*Exercise*: Check each line of the data for "JSON" and select those that have it.

• • •

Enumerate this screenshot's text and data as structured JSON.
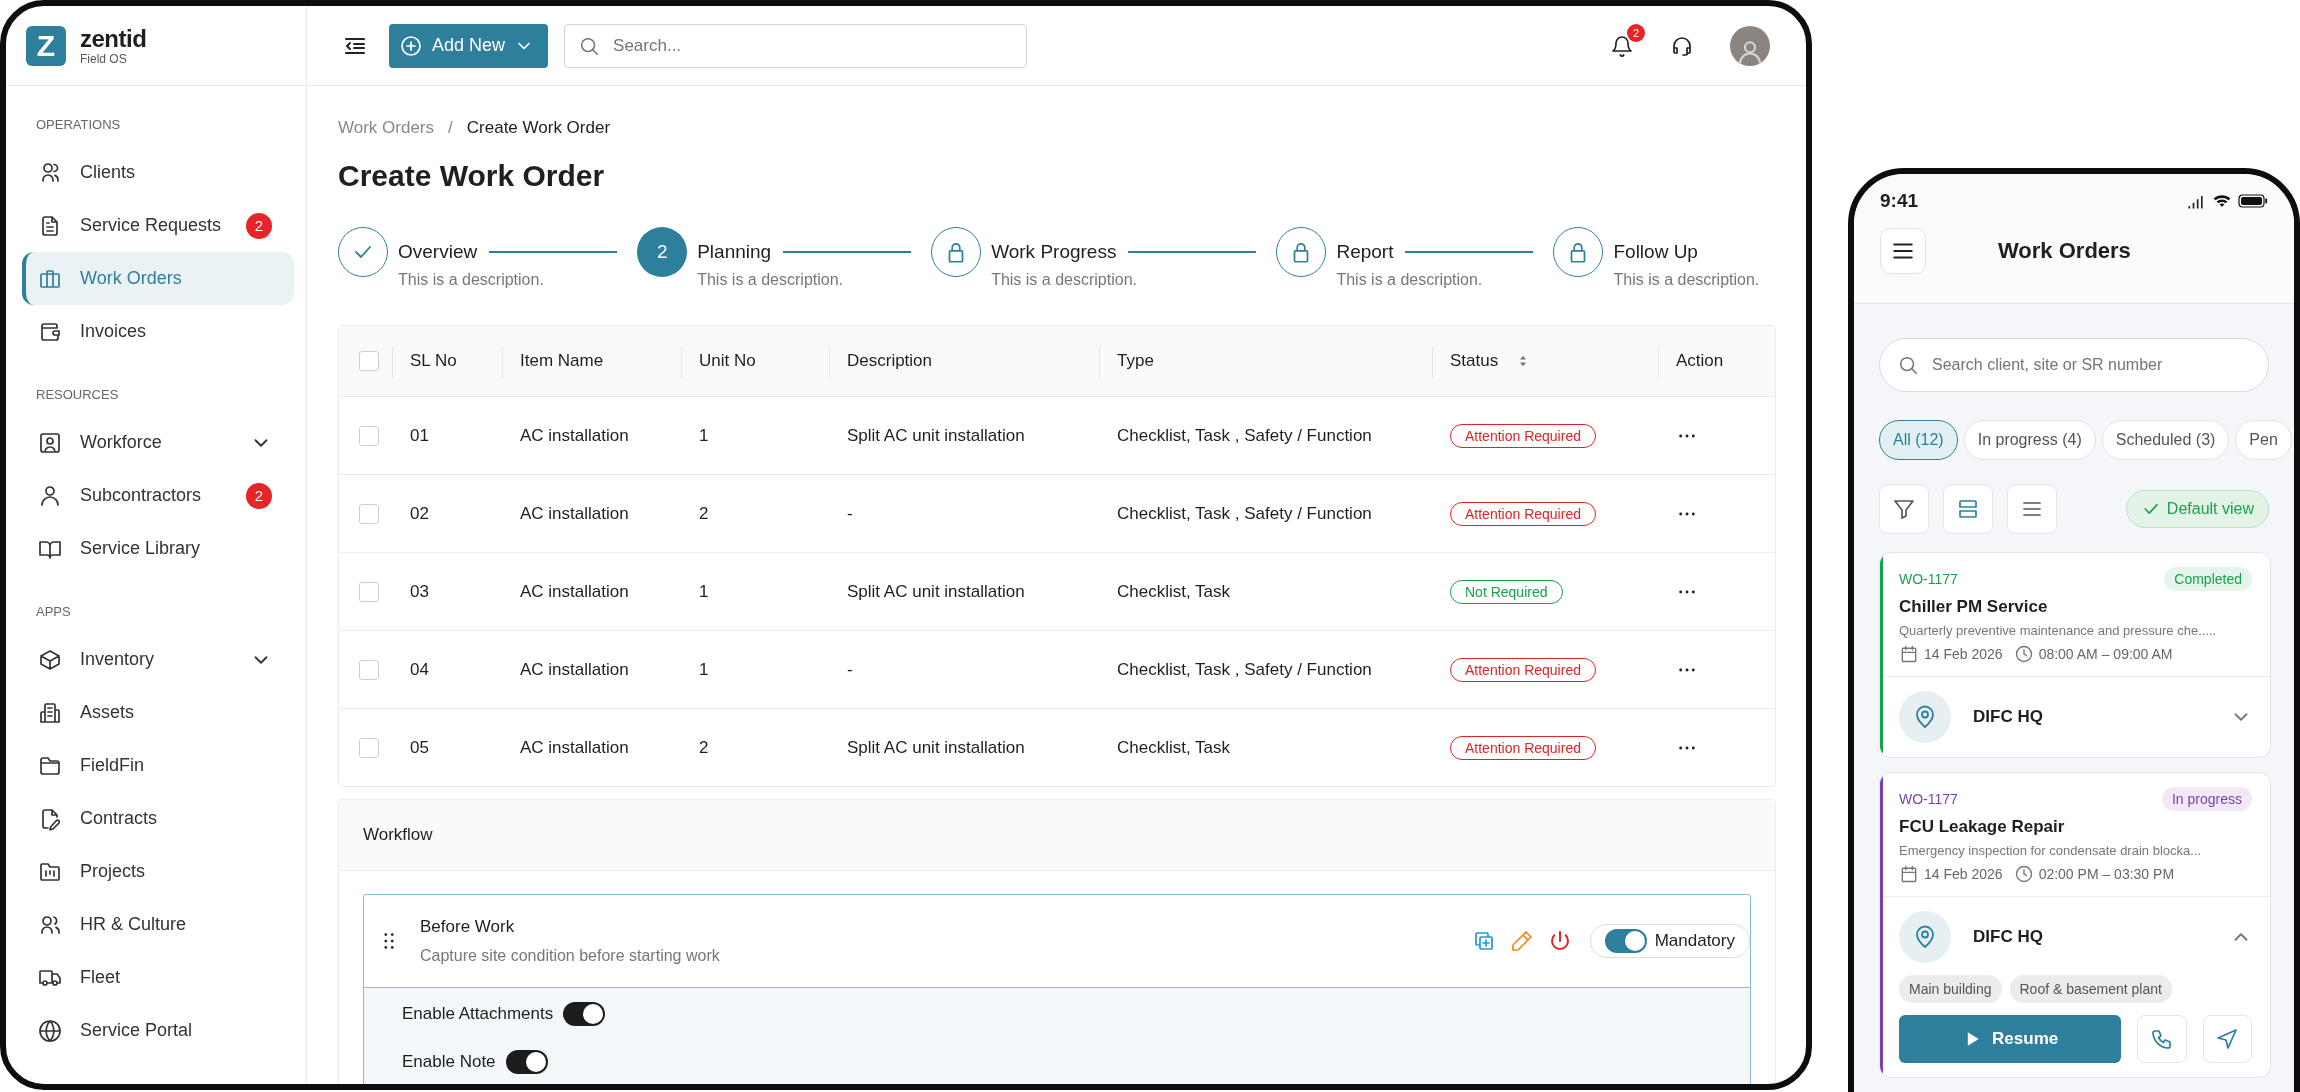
{
  "sidebar": {
    "logo": {
      "mark": "Z",
      "name": "zentid",
      "tagline": "Field OS"
    },
    "sections": [
      {
        "title": "OPERATIONS",
        "items": [
          {
            "label": "Clients",
            "selected": false
          },
          {
            "label": "Service Requests",
            "selected": false,
            "badge": "2"
          },
          {
            "label": "Work Orders",
            "selected": true
          },
          {
            "label": "Invoices",
            "selected": false
          }
        ]
      },
      {
        "title": "RESOURCES",
        "items": [
          {
            "label": "Workforce",
            "selected": false,
            "expanded": false
          },
          {
            "label": "Subcontractors",
            "selected": false,
            "badge": "2"
          },
          {
            "label": "Service Library",
            "selected": false
          }
        ]
      },
      {
        "title": "APPS",
        "items": [
          {
            "label": "Inventory",
            "selected": false,
            "expanded": false
          },
          {
            "label": "Assets",
            "selected": false
          },
          {
            "label": "FieldFin",
            "selected": false
          },
          {
            "label": "Contracts",
            "selected": false
          },
          {
            "label": "Projects",
            "selected": false
          },
          {
            "label": "HR & Culture",
            "selected": false
          },
          {
            "label": "Fleet",
            "selected": false
          },
          {
            "label": "Service Portal",
            "selected": false
          }
        ]
      }
    ]
  },
  "topbar": {
    "add_button": "Add New",
    "search": {
      "placeholder": "Search..."
    },
    "notifications": "2"
  },
  "breadcrumb": {
    "items": [
      "Work Orders",
      "Create Work Order"
    ],
    "separator": "/"
  },
  "title": "Create Work Order",
  "steps": [
    {
      "label": "Overview",
      "description": "This is a description.",
      "kind": "done"
    },
    {
      "label": "Planning",
      "description": "This is a description.",
      "kind": "current",
      "number": "2"
    },
    {
      "label": "Work Progress",
      "description": "This is a description.",
      "kind": "locked"
    },
    {
      "label": "Report",
      "description": "This is a description.",
      "kind": "locked"
    },
    {
      "label": "Follow Up",
      "description": "This is a description.",
      "kind": "locked"
    }
  ],
  "table": {
    "all_checked": false,
    "columns": [
      "SL No",
      "Item Name",
      "Unit No",
      "Description",
      "Type",
      "Status",
      "Action"
    ],
    "rows": [
      {
        "checked": false,
        "sl_no": "01",
        "item_name": "AC installation",
        "unit_no": "1",
        "description": "Split AC unit installation",
        "type": "Checklist, Task , Safety / Function",
        "status": {
          "label": "Attention Required",
          "kind": "attention"
        }
      },
      {
        "checked": false,
        "sl_no": "02",
        "item_name": "AC installation",
        "unit_no": "2",
        "description": "-",
        "type": "Checklist, Task , Safety / Function",
        "status": {
          "label": "Attention Required",
          "kind": "attention"
        }
      },
      {
        "checked": false,
        "sl_no": "03",
        "item_name": "AC installation",
        "unit_no": "1",
        "description": "Split AC unit installation",
        "type": "Checklist, Task",
        "status": {
          "label": "Not Required",
          "kind": "ok"
        }
      },
      {
        "checked": false,
        "sl_no": "04",
        "item_name": "AC installation",
        "unit_no": "1",
        "description": "-",
        "type": "Checklist, Task , Safety / Function",
        "status": {
          "label": "Attention Required",
          "kind": "attention"
        }
      },
      {
        "checked": false,
        "sl_no": "05",
        "item_name": "AC installation",
        "unit_no": "2",
        "description": "Split AC unit installation",
        "type": "Checklist, Task",
        "status": {
          "label": "Attention Required",
          "kind": "attention"
        }
      }
    ]
  },
  "workflow": {
    "title": "Workflow",
    "stages": [
      {
        "title": "Before Work",
        "description": "Capture site condition before starting work",
        "mandatory": {
          "label": "Mandatory",
          "on": true
        },
        "options": [
          {
            "label": "Enable Attachments",
            "on": true
          },
          {
            "label": "Enable Note",
            "on": true
          }
        ]
      }
    ]
  },
  "phone": {
    "time": "9:41",
    "title": "Work Orders",
    "search": {
      "placeholder": "Search client, site or SR number"
    },
    "filters": [
      {
        "label": "All (12)",
        "selected": true
      },
      {
        "label": "In progress (4)",
        "selected": false
      },
      {
        "label": "Scheduled (3)",
        "selected": false
      },
      {
        "label": "Pen",
        "selected": false
      }
    ],
    "view_buttons": [
      {
        "kind": "filter",
        "selected": false
      },
      {
        "kind": "cards",
        "selected": true
      },
      {
        "kind": "list",
        "selected": false
      }
    ],
    "default_view": "Default view",
    "cards": [
      {
        "id": "WO-1177",
        "status": "Completed",
        "color": "#16a34a",
        "title": "Chiller PM Service",
        "description": "Quarterly preventive maintenance and pressure che.....",
        "date": "14 Feb 2026",
        "time": "08:00 AM – 09:00 AM",
        "location": "DIFC HQ",
        "expanded": false
      },
      {
        "id": "WO-1177",
        "status": "In progress",
        "color": "#7e3fae",
        "title": "FCU Leakage Repair",
        "description": "Emergency inspection for condensate drain blocka...",
        "date": "14 Feb 2026",
        "time": "02:00 PM – 03:30 PM",
        "location": "DIFC HQ",
        "expanded": true,
        "tags": [
          "Main building",
          "Roof & basement plant"
        ],
        "action": "Resume"
      }
    ]
  }
}
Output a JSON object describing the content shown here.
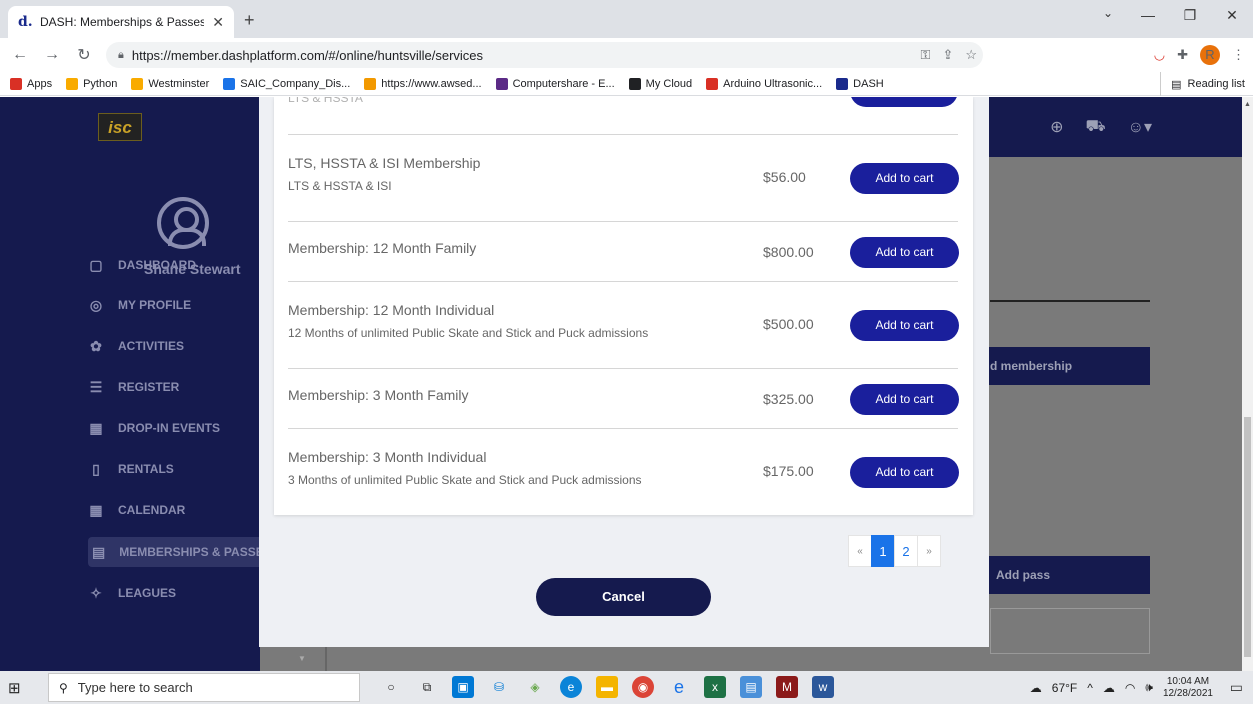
{
  "browser": {
    "tab_title": "DASH: Memberships & Passes",
    "url": "https://member.dashplatform.com/#/online/huntsville/services",
    "profile_initial": "R",
    "bookmarks": [
      {
        "label": "Apps",
        "color": "#d93025"
      },
      {
        "label": "Python",
        "color": "#f9ab00"
      },
      {
        "label": "Westminster",
        "color": "#f9ab00"
      },
      {
        "label": "SAIC_Company_Dis...",
        "color": "#1a73e8"
      },
      {
        "label": "https://www.awsed...",
        "color": "#f29900"
      },
      {
        "label": "Computershare - E...",
        "color": "#5b2a86"
      },
      {
        "label": "My Cloud",
        "color": "#202124"
      },
      {
        "label": "Arduino Ultrasonic...",
        "color": "#d93025"
      },
      {
        "label": "DASH",
        "color": "#1a2a8c"
      }
    ],
    "reading_list": "Reading list"
  },
  "app": {
    "logo": "isc",
    "user_name": "Shane Stewart",
    "menu": [
      {
        "label": "DASHBOARD",
        "icon": "▢"
      },
      {
        "label": "MY PROFILE",
        "icon": "◎"
      },
      {
        "label": "ACTIVITIES",
        "icon": "✿"
      },
      {
        "label": "REGISTER",
        "icon": "☰"
      },
      {
        "label": "DROP-IN EVENTS",
        "icon": "▦"
      },
      {
        "label": "RENTALS",
        "icon": "▯"
      },
      {
        "label": "CALENDAR",
        "icon": "▦"
      },
      {
        "label": "MEMBERSHIPS & PASSES",
        "icon": "▤"
      },
      {
        "label": "LEAGUES",
        "icon": "✧"
      }
    ],
    "bg_membership_btn": "d membership",
    "bg_pass_btn": "Add pass"
  },
  "modal": {
    "partial_top": "LTS & HSSTA",
    "items": [
      {
        "name": "LTS, HSSTA & ISI Membership",
        "desc": "LTS & HSSTA & ISI",
        "price": "$56.00",
        "button": "Add to cart"
      },
      {
        "name": "Membership: 12 Month Family",
        "desc": "",
        "price": "$800.00",
        "button": "Add to cart"
      },
      {
        "name": "Membership: 12 Month Individual",
        "desc": "12 Months of unlimited Public Skate and Stick and Puck admissions",
        "price": "$500.00",
        "button": "Add to cart"
      },
      {
        "name": "Membership: 3 Month Family",
        "desc": "",
        "price": "$325.00",
        "button": "Add to cart"
      },
      {
        "name": "Membership: 3 Month Individual",
        "desc": "3 Months of unlimited Public Skate and Stick and Puck admissions",
        "price": "$175.00",
        "button": "Add to cart"
      }
    ],
    "pagination": {
      "prev": "«",
      "pages": [
        "1",
        "2"
      ],
      "next": "»",
      "current": "1"
    },
    "cancel": "Cancel"
  },
  "taskbar": {
    "search_placeholder": "Type here to search",
    "weather": "67°F",
    "time": "10:04 AM",
    "date": "12/28/2021"
  }
}
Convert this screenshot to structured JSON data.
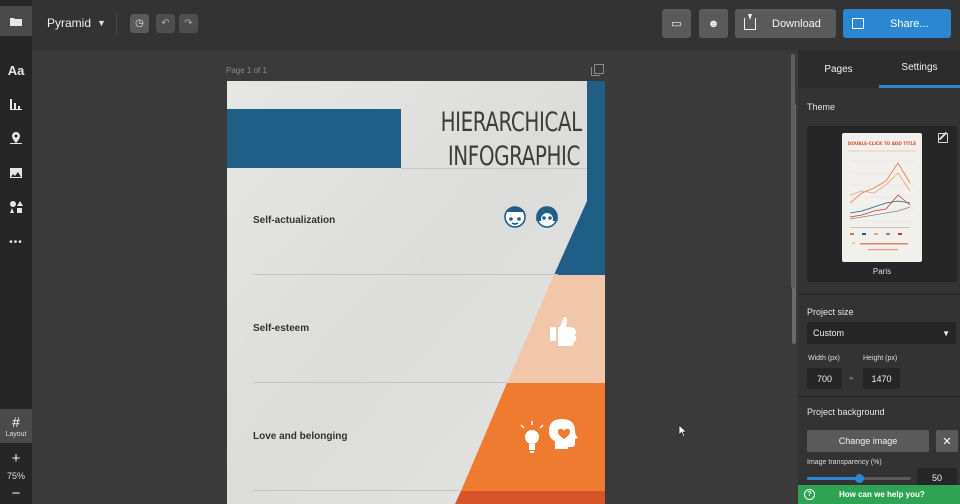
{
  "app": {
    "project_name": "Pyramid"
  },
  "rail": {
    "layout_label": "Layout",
    "zoom_plus": "+",
    "zoom_level": "75%",
    "zoom_minus": "−",
    "text_tool": "Aa",
    "more": "•••"
  },
  "topbar": {
    "download_label": "Download",
    "share_label": "Share..."
  },
  "canvas": {
    "page_label": "Page 1 of 1"
  },
  "infographic": {
    "title_line1": "HIERARCHICAL",
    "title_line2": "INFOGRAPHIC",
    "rows": [
      {
        "label": "Self-actualization",
        "color": "#1f5e86"
      },
      {
        "label": "Self-esteem",
        "color": "#f2c7a9"
      },
      {
        "label": "Love and belonging",
        "color": "#ee7b30"
      }
    ],
    "colors": {
      "blue": "#1f5e86",
      "peach": "#f2c7a9",
      "orange": "#ee7b30",
      "red": "#d9532a"
    }
  },
  "panel": {
    "tabs": [
      {
        "label": "Pages"
      },
      {
        "label": "Settings"
      }
    ],
    "active_tab": "Settings",
    "theme_heading": "Theme",
    "theme_name": "Paris",
    "theme_thumb_title": "DOUBLE-CLICK TO ADD TITLE",
    "project_size_heading": "Project size",
    "project_size_value": "Custom",
    "width_label": "Width (px)",
    "height_label": "Height (px)",
    "width_value": "700",
    "height_value": "1470",
    "background_heading": "Project background",
    "change_image_label": "Change image",
    "close_label": "✕",
    "transparency_label": "Image transparency (%)",
    "transparency_value": "50",
    "help_label": "How can we help you?",
    "accent": "#2b87d1"
  }
}
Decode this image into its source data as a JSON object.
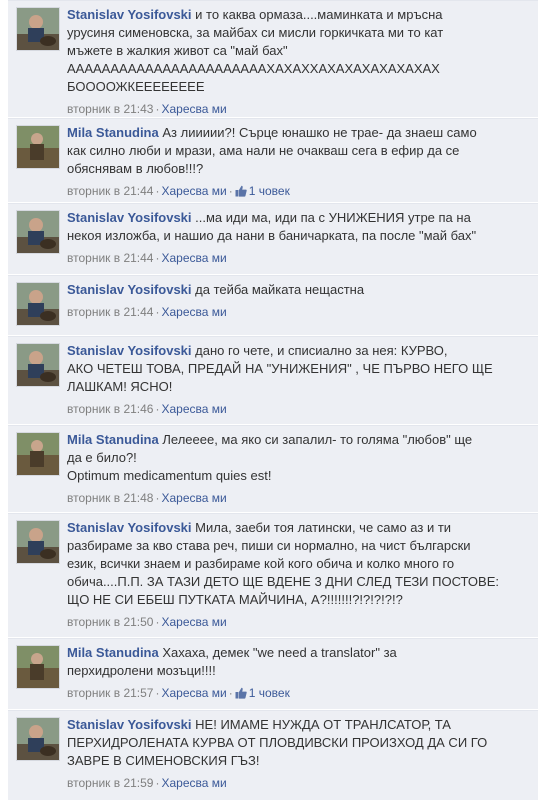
{
  "like_label": "Харесва ми",
  "comments": [
    {
      "author": "Stanislav Yosifovski",
      "lines": [
        "и то каква ормаза....маминката и мръсна",
        "урусиня сименовска, за майбах си мисли горкичката ми то кат",
        "мъжете в жалкия живот са \"май бах\"",
        "АААААААААААААААААААААААХАХАХХАХАХАХАХАХАХАХ",
        "БООООЖКЕЕЕЕЕЕЕЕ"
      ],
      "timestamp": "вторник в 21:43",
      "likes": ""
    },
    {
      "author": "Mila Stanudina",
      "lines": [
        "Аз лиииии?! Сърце юнашко не трае- да знаеш само",
        "как силно люби и мрази, ама нали не очакваш сега в ефир да се",
        "обяснявам в любов!!!?"
      ],
      "timestamp": "вторник в 21:44",
      "likes": "1 човек"
    },
    {
      "author": "Stanislav Yosifovski",
      "lines": [
        "...ма иди ма, иди па с УНИЖЕНИЯ утре па на",
        "некоя изложба, и нашио да нани в баничарката, па после \"май бах\""
      ],
      "timestamp": "вторник в 21:44",
      "likes": ""
    },
    {
      "author": "Stanislav Yosifovski",
      "lines": [
        "да тейба майката нещастна"
      ],
      "timestamp": "вторник в 21:44",
      "likes": ""
    },
    {
      "author": "Stanislav Yosifovski",
      "lines": [
        "дано го чете, и списиално за нея: КУРВО,",
        "АКО ЧЕТЕШ ТОВА, ПРЕДАЙ НА \"УНИЖЕНИЯ\" , ЧЕ ПЪРВО НЕГО ЩЕ",
        "ЛАШКАМ! ЯСНО!"
      ],
      "timestamp": "вторник в 21:46",
      "likes": ""
    },
    {
      "author": "Mila Stanudina",
      "lines": [
        "Лелееее, ма яко си запалил- то голяма \"любов\" ще",
        "да е било?!",
        "Optimum medicamentum quies est!"
      ],
      "timestamp": "вторник в 21:48",
      "likes": ""
    },
    {
      "author": "Stanislav Yosifovski",
      "lines": [
        "Мила, заеби тоя латински, че само аз и ти",
        "разбираме за кво става реч, пиши си нормално, на чист български",
        "език, всички знаем и разбираме кой кого обича и колко много го",
        "обича....П.П. ЗА ТАЗИ ДЕТО ЩЕ ВДЕНЕ 3 ДНИ СЛЕД ТЕЗИ ПОСТОВЕ:",
        "ЩО НЕ СИ ЕБЕШ ПУТКАТА МАЙЧИНА, А?!!!!!!!?!?!?!?!?"
      ],
      "timestamp": "вторник в 21:50",
      "likes": ""
    },
    {
      "author": "Mila Stanudina",
      "lines": [
        "Хахаха, демек \"we need a translator\" за",
        "перхидролени мозъци!!!!"
      ],
      "timestamp": "вторник в 21:57",
      "likes": "1 човек"
    },
    {
      "author": "Stanislav Yosifovski",
      "lines": [
        "НЕ! ИМАМЕ НУЖДА ОТ ТРАНЛСАТОР, ТА",
        "ПЕРХИДРОЛЕНАТА КУРВА ОТ ПЛОВДИВСКИ ПРОИЗХОД ДА СИ ГО",
        "ЗАВРЕ В СИМЕНОВСКИЯ ГЪЗ!"
      ],
      "timestamp": "вторник в 21:59",
      "likes": ""
    }
  ]
}
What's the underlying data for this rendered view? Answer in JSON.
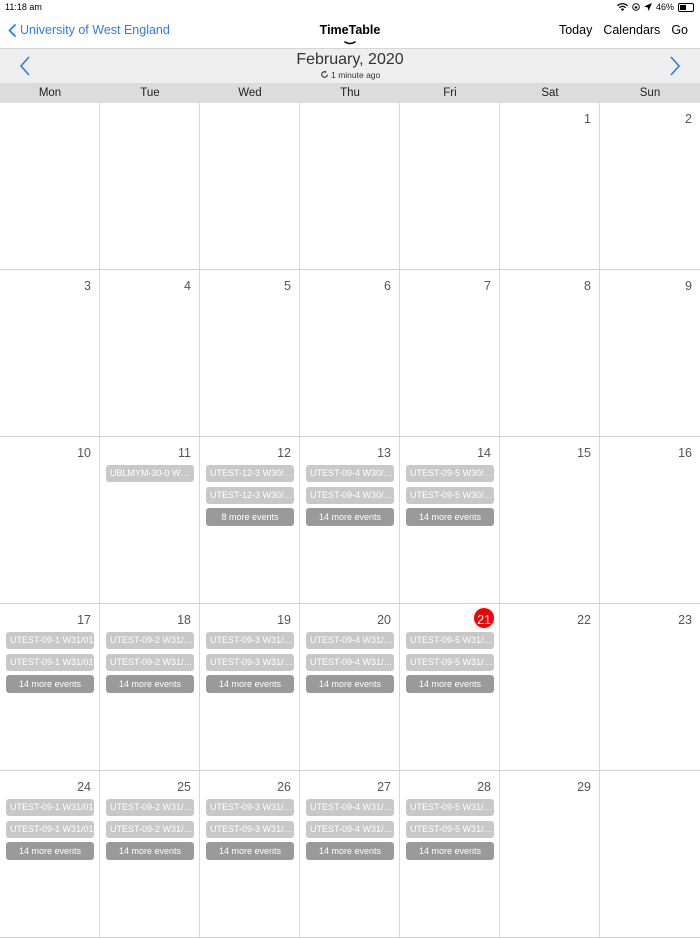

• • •

*Solution*:
Enumerate this screenshot's text and data as structured JSON.
Output a JSON object describing the content shown here.
Convert this screenshot to structured JSON data.
Decode this image into its source data as a JSON object.
What's the underlying data for this rendered view? Answer in JSON.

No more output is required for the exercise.